=== Task directions ===
In the entries below, how many lines contain the string "Mina"? Give the number by itself.

=== Information shown ===
*****

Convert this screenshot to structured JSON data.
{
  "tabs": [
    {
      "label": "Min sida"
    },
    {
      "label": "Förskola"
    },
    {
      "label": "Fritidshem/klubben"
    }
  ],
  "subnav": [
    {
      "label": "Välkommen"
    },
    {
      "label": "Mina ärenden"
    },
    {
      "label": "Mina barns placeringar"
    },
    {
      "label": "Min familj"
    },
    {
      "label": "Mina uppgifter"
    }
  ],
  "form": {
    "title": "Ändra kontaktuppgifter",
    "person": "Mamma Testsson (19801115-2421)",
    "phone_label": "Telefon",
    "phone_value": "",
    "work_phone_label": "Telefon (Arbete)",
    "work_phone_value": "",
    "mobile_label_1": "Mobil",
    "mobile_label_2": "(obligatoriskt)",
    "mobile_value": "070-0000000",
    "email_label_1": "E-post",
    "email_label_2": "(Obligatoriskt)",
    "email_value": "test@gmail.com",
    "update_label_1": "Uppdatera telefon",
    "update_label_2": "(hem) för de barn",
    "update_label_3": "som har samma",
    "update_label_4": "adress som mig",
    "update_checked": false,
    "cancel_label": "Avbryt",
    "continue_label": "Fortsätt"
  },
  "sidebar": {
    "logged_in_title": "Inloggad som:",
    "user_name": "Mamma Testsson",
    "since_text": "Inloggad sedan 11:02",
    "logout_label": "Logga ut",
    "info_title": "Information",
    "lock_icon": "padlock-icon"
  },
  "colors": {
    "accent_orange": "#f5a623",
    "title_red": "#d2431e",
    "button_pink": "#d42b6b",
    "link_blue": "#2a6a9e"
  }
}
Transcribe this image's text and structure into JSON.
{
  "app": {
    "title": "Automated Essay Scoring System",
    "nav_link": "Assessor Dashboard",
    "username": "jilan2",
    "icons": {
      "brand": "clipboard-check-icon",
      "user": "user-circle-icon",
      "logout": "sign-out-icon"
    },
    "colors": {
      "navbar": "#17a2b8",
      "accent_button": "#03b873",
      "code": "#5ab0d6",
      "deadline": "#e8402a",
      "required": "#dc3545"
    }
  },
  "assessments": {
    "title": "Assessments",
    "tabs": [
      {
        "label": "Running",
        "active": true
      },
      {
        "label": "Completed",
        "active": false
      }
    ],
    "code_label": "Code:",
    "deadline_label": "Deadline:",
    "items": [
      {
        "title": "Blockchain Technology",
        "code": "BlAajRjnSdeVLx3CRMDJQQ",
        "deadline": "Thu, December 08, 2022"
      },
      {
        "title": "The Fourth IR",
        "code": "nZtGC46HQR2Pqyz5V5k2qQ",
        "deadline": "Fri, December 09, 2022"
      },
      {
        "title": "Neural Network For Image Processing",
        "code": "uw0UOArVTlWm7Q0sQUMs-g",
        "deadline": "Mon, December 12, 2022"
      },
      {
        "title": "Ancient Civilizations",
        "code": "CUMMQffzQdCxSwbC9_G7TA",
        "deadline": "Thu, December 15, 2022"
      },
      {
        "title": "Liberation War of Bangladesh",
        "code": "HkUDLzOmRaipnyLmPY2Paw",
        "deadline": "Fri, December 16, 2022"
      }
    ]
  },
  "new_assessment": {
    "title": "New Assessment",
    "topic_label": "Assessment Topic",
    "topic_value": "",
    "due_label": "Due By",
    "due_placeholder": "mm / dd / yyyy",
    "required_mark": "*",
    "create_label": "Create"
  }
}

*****

=== Exercise answer ===
3